__Exercise instructions__
Without omitting anything, copy every entry word for word.
**** Data for this exercise
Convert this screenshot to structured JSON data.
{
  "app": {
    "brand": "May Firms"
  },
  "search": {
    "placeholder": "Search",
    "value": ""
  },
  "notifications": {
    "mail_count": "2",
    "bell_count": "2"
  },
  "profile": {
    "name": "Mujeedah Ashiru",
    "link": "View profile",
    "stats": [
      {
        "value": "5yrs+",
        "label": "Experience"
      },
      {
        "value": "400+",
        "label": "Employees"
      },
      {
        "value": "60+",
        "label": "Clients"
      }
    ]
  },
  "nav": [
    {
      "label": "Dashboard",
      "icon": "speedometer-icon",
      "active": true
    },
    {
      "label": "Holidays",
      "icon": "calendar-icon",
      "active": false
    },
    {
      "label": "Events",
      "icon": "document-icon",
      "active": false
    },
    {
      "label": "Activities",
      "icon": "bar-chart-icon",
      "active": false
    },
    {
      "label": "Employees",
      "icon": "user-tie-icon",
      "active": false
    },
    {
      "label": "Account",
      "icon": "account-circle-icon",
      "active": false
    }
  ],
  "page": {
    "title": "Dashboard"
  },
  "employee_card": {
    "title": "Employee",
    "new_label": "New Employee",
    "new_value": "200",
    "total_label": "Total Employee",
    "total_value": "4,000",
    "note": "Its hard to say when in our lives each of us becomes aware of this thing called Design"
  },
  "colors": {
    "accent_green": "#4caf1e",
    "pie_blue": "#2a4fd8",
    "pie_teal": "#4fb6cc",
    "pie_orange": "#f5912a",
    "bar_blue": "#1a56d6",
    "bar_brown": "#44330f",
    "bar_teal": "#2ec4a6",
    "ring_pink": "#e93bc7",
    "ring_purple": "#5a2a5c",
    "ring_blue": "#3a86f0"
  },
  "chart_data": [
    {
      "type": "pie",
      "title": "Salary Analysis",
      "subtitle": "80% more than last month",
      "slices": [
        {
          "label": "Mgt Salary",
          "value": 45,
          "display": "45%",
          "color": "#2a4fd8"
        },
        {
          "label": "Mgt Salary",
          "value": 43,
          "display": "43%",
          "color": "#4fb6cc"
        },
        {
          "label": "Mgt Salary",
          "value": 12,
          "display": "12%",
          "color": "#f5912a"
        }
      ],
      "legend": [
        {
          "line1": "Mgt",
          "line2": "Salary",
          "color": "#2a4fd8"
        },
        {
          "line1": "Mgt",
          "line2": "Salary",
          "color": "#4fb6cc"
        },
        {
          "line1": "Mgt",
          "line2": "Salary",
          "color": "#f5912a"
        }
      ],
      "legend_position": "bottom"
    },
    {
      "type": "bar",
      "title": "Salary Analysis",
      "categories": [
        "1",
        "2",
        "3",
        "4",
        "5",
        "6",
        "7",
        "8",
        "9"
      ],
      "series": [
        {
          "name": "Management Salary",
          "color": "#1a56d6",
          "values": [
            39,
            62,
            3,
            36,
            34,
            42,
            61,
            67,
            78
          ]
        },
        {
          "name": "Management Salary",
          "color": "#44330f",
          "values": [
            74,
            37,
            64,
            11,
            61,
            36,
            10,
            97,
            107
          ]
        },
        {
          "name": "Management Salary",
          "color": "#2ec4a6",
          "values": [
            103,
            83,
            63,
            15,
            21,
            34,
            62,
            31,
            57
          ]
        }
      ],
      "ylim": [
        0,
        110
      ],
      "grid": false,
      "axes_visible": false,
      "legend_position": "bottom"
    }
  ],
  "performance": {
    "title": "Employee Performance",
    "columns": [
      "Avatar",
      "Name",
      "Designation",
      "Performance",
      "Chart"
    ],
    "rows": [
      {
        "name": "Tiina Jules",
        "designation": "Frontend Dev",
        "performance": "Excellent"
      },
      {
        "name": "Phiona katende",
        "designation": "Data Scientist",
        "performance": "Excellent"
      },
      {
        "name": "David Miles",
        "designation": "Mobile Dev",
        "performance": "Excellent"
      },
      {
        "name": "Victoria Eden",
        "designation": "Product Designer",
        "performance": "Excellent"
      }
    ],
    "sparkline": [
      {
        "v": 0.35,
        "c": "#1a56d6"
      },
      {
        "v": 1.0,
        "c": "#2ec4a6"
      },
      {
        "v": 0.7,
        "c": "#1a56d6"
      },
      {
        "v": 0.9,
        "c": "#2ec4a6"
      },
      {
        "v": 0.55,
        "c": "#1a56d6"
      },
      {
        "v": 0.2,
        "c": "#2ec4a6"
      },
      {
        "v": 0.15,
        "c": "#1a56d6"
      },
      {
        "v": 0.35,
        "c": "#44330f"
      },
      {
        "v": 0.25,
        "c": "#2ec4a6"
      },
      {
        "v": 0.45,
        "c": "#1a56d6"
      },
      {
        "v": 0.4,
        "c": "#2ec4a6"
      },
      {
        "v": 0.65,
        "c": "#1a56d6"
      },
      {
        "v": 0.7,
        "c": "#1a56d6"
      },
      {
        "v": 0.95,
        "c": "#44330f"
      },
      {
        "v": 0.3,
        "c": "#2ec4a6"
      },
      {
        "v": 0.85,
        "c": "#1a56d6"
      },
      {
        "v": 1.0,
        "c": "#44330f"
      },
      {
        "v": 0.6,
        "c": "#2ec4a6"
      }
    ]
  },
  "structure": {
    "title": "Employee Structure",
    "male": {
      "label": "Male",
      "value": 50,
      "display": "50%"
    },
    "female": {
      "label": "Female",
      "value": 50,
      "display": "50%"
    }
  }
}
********
__Completed exercise__
Convert this screenshot to structured JSON data.
{
  "app": {
    "brand": "May Firms"
  },
  "search": {
    "placeholder": "Search",
    "value": ""
  },
  "notifications": {
    "mail_count": "2",
    "bell_count": "2"
  },
  "profile": {
    "name": "Mujeedah Ashiru",
    "link": "View profile",
    "stats": [
      {
        "value": "5yrs+",
        "label": "Experience"
      },
      {
        "value": "400+",
        "label": "Employees"
      },
      {
        "value": "60+",
        "label": "Clients"
      }
    ]
  },
  "nav": [
    {
      "label": "Dashboard",
      "icon": "speedometer-icon",
      "active": true
    },
    {
      "label": "Holidays",
      "icon": "calendar-icon",
      "active": false
    },
    {
      "label": "Events",
      "icon": "document-icon",
      "active": false
    },
    {
      "label": "Activities",
      "icon": "bar-chart-icon",
      "active": false
    },
    {
      "label": "Employees",
      "icon": "user-tie-icon",
      "active": false
    },
    {
      "label": "Account",
      "icon": "account-circle-icon",
      "active": false
    }
  ],
  "page": {
    "title": "Dashboard"
  },
  "employee_card": {
    "title": "Employee",
    "new_label": "New Employee",
    "new_value": "200",
    "total_label": "Total Employee",
    "total_value": "4,000",
    "note": "Its hard to say when in our lives each of us becomes aware of this thing called Design"
  },
  "colors": {
    "accent_green": "#4caf1e",
    "pie_blue": "#2a4fd8",
    "pie_teal": "#4fb6cc",
    "pie_orange": "#f5912a",
    "bar_blue": "#1a56d6",
    "bar_brown": "#44330f",
    "bar_teal": "#2ec4a6",
    "ring_pink": "#e93bc7",
    "ring_purple": "#5a2a5c",
    "ring_blue": "#3a86f0"
  },
  "chart_data": [
    {
      "type": "pie",
      "title": "Salary Analysis",
      "subtitle": "80% more than last month",
      "slices": [
        {
          "label": "Mgt Salary",
          "value": 45,
          "display": "45%",
          "color": "#2a4fd8"
        },
        {
          "label": "Mgt Salary",
          "value": 43,
          "display": "43%",
          "color": "#4fb6cc"
        },
        {
          "label": "Mgt Salary",
          "value": 12,
          "display": "12%",
          "color": "#f5912a"
        }
      ],
      "legend": [
        {
          "line1": "Mgt",
          "line2": "Salary",
          "color": "#2a4fd8"
        },
        {
          "line1": "Mgt",
          "line2": "Salary",
          "color": "#4fb6cc"
        },
        {
          "line1": "Mgt",
          "line2": "Salary",
          "color": "#f5912a"
        }
      ],
      "legend_position": "bottom"
    },
    {
      "type": "bar",
      "title": "Salary Analysis",
      "categories": [
        "1",
        "2",
        "3",
        "4",
        "5",
        "6",
        "7",
        "8",
        "9"
      ],
      "series": [
        {
          "name": "Management Salary",
          "color": "#1a56d6",
          "values": [
            39,
            62,
            3,
            36,
            34,
            42,
            61,
            67,
            78
          ]
        },
        {
          "name": "Management Salary",
          "color": "#44330f",
          "values": [
            74,
            37,
            64,
            11,
            61,
            36,
            10,
            97,
            107
          ]
        },
        {
          "name": "Management Salary",
          "color": "#2ec4a6",
          "values": [
            103,
            83,
            63,
            15,
            21,
            34,
            62,
            31,
            57
          ]
        }
      ],
      "ylim": [
        0,
        110
      ],
      "grid": false,
      "axes_visible": false,
      "legend_position": "bottom"
    }
  ],
  "performance": {
    "title": "Employee Performance",
    "columns": [
      "Avatar",
      "Name",
      "Designation",
      "Performance",
      "Chart"
    ],
    "rows": [
      {
        "name": "Tiina Jules",
        "designation": "Frontend Dev",
        "performance": "Excellent"
      },
      {
        "name": "Phiona katende",
        "designation": "Data Scientist",
        "performance": "Excellent"
      },
      {
        "name": "David Miles",
        "designation": "Mobile Dev",
        "performance": "Excellent"
      },
      {
        "name": "Victoria Eden",
        "designation": "Product Designer",
        "performance": "Excellent"
      }
    ],
    "sparkline": [
      {
        "v": 0.35,
        "c": "#1a56d6"
      },
      {
        "v": 1.0,
        "c": "#2ec4a6"
      },
      {
        "v": 0.7,
        "c": "#1a56d6"
      },
      {
        "v": 0.9,
        "c": "#2ec4a6"
      },
      {
        "v": 0.55,
        "c": "#1a56d6"
      },
      {
        "v": 0.2,
        "c": "#2ec4a6"
      },
      {
        "v": 0.15,
        "c": "#1a56d6"
      },
      {
        "v": 0.35,
        "c": "#44330f"
      },
      {
        "v": 0.25,
        "c": "#2ec4a6"
      },
      {
        "v": 0.45,
        "c": "#1a56d6"
      },
      {
        "v": 0.4,
        "c": "#2ec4a6"
      },
      {
        "v": 0.65,
        "c": "#1a56d6"
      },
      {
        "v": 0.7,
        "c": "#1a56d6"
      },
      {
        "v": 0.95,
        "c": "#44330f"
      },
      {
        "v": 0.3,
        "c": "#2ec4a6"
      },
      {
        "v": 0.85,
        "c": "#1a56d6"
      },
      {
        "v": 1.0,
        "c": "#44330f"
      },
      {
        "v": 0.6,
        "c": "#2ec4a6"
      }
    ]
  },
  "structure": {
    "title": "Employee Structure",
    "male": {
      "label": "Male",
      "value": 50,
      "display": "50%"
    },
    "female": {
      "label": "Female",
      "value": 50,
      "display": "50%"
    }
  }
}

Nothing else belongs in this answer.